Exercise: The expected answer is the data below, retyped exactly.

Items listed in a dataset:
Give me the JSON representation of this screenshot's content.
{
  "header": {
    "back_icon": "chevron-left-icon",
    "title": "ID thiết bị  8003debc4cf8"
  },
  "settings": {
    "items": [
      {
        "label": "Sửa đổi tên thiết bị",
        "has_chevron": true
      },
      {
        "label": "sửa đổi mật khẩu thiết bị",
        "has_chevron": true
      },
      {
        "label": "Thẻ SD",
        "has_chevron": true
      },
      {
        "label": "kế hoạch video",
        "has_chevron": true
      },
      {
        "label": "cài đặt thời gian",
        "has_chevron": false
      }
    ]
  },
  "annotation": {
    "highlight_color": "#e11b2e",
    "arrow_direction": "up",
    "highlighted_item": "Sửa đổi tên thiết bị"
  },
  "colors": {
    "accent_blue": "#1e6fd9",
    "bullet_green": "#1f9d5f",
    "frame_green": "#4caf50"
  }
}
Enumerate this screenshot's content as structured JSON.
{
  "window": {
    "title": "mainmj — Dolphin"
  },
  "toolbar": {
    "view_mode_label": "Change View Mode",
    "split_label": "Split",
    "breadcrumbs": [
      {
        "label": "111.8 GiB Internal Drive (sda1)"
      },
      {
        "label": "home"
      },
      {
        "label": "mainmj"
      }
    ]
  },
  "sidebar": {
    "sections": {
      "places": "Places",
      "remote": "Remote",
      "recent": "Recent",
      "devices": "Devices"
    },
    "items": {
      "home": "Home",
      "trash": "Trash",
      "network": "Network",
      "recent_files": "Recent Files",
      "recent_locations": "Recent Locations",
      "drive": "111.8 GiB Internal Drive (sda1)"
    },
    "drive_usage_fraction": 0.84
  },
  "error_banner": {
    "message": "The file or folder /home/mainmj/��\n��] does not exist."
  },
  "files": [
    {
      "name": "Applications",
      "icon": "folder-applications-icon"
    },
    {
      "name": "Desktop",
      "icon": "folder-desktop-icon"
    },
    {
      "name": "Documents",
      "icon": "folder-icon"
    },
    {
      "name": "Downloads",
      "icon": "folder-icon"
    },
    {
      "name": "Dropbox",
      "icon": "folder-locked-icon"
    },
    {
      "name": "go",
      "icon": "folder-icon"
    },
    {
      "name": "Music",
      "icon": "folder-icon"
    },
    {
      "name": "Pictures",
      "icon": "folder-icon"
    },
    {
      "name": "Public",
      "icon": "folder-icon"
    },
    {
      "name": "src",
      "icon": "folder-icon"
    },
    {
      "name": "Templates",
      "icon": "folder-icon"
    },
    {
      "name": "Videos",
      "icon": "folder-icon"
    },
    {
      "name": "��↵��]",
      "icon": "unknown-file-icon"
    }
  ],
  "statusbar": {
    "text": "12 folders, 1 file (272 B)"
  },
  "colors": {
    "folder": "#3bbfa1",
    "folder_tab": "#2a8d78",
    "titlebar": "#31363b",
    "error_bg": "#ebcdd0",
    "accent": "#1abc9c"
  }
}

Exercise output:
Give me the JSON representation of this screenshot's content.
{
  "header": {
    "back_icon": "chevron-left-icon",
    "title": "ID thiết bị  8003debc4cf8"
  },
  "settings": {
    "items": [
      {
        "label": "Sửa đổi tên thiết bị",
        "has_chevron": true
      },
      {
        "label": "sửa đổi mật khẩu thiết bị",
        "has_chevron": true
      },
      {
        "label": "Thẻ SD",
        "has_chevron": true
      },
      {
        "label": "kế hoạch video",
        "has_chevron": true
      },
      {
        "label": "cài đặt thời gian",
        "has_chevron": false
      }
    ]
  },
  "annotation": {
    "highlight_color": "#e11b2e",
    "arrow_direction": "up",
    "highlighted_item": "Sửa đổi tên thiết bị"
  },
  "colors": {
    "accent_blue": "#1e6fd9",
    "bullet_green": "#1f9d5f",
    "frame_green": "#4caf50"
  }
}
Enumerate this screenshot's content as structured JSON.
{
  "window": {
    "title": "mainmj — Dolphin"
  },
  "toolbar": {
    "view_mode_label": "Change View Mode",
    "split_label": "Split",
    "breadcrumbs": [
      {
        "label": "111.8 GiB Internal Drive (sda1)"
      },
      {
        "label": "home"
      },
      {
        "label": "mainmj"
      }
    ]
  },
  "sidebar": {
    "sections": {
      "places": "Places",
      "remote": "Remote",
      "recent": "Recent",
      "devices": "Devices"
    },
    "items": {
      "home": "Home",
      "trash": "Trash",
      "network": "Network",
      "recent_files": "Recent Files",
      "recent_locations": "Recent Locations",
      "drive": "111.8 GiB Internal Drive (sda1)"
    },
    "drive_usage_fraction": 0.84
  },
  "error_banner": {
    "message": "The file or folder /home/mainmj/��\n��] does not exist."
  },
  "files": [
    {
      "name": "Applications",
      "icon": "folder-applications-icon"
    },
    {
      "name": "Desktop",
      "icon": "folder-desktop-icon"
    },
    {
      "name": "Documents",
      "icon": "folder-icon"
    },
    {
      "name": "Downloads",
      "icon": "folder-icon"
    },
    {
      "name": "Dropbox",
      "icon": "folder-locked-icon"
    },
    {
      "name": "go",
      "icon": "folder-icon"
    },
    {
      "name": "Music",
      "icon": "folder-icon"
    },
    {
      "name": "Pictures",
      "icon": "folder-icon"
    },
    {
      "name": "Public",
      "icon": "folder-icon"
    },
    {
      "name": "src",
      "icon": "folder-icon"
    },
    {
      "name": "Templates",
      "icon": "folder-icon"
    },
    {
      "name": "Videos",
      "icon": "folder-icon"
    },
    {
      "name": "��↵��]",
      "icon": "unknown-file-icon"
    }
  ],
  "statusbar": {
    "text": "12 folders, 1 file (272 B)"
  },
  "colors": {
    "folder": "#3bbfa1",
    "folder_tab": "#2a8d78",
    "titlebar": "#31363b",
    "error_bg": "#ebcdd0",
    "accent": "#1abc9c"
  }
}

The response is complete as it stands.